:: Materials provided ::
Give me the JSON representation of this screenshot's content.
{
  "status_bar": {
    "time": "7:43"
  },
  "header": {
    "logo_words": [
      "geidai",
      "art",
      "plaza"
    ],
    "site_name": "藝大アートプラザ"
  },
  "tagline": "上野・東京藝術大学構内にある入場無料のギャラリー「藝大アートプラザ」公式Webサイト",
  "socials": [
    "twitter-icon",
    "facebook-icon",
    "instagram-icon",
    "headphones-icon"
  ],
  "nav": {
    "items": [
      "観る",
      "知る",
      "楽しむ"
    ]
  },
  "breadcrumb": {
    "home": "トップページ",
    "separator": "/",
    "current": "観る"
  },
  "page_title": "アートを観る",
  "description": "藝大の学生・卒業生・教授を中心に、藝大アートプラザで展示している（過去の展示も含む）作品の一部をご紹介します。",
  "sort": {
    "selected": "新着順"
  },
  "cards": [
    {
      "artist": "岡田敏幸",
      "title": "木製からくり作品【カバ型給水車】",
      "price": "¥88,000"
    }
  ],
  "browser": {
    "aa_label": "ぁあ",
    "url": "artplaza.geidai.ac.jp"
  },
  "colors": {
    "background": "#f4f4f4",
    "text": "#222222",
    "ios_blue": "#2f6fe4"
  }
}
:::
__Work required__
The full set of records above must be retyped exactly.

__Reply__
Give me the JSON representation of this screenshot's content.
{
  "status_bar": {
    "time": "7:43"
  },
  "header": {
    "logo_words": [
      "geidai",
      "art",
      "plaza"
    ],
    "site_name": "藝大アートプラザ"
  },
  "tagline": "上野・東京藝術大学構内にある入場無料のギャラリー「藝大アートプラザ」公式Webサイト",
  "socials": [
    "twitter-icon",
    "facebook-icon",
    "instagram-icon",
    "headphones-icon"
  ],
  "nav": {
    "items": [
      "観る",
      "知る",
      "楽しむ"
    ]
  },
  "breadcrumb": {
    "home": "トップページ",
    "separator": "/",
    "current": "観る"
  },
  "page_title": "アートを観る",
  "description": "藝大の学生・卒業生・教授を中心に、藝大アートプラザで展示している（過去の展示も含む）作品の一部をご紹介します。",
  "sort": {
    "selected": "新着順"
  },
  "cards": [
    {
      "artist": "岡田敏幸",
      "title": "木製からくり作品【カバ型給水車】",
      "price": "¥88,000"
    }
  ],
  "browser": {
    "aa_label": "ぁあ",
    "url": "artplaza.geidai.ac.jp"
  },
  "colors": {
    "background": "#f4f4f4",
    "text": "#222222",
    "ios_blue": "#2f6fe4"
  }
}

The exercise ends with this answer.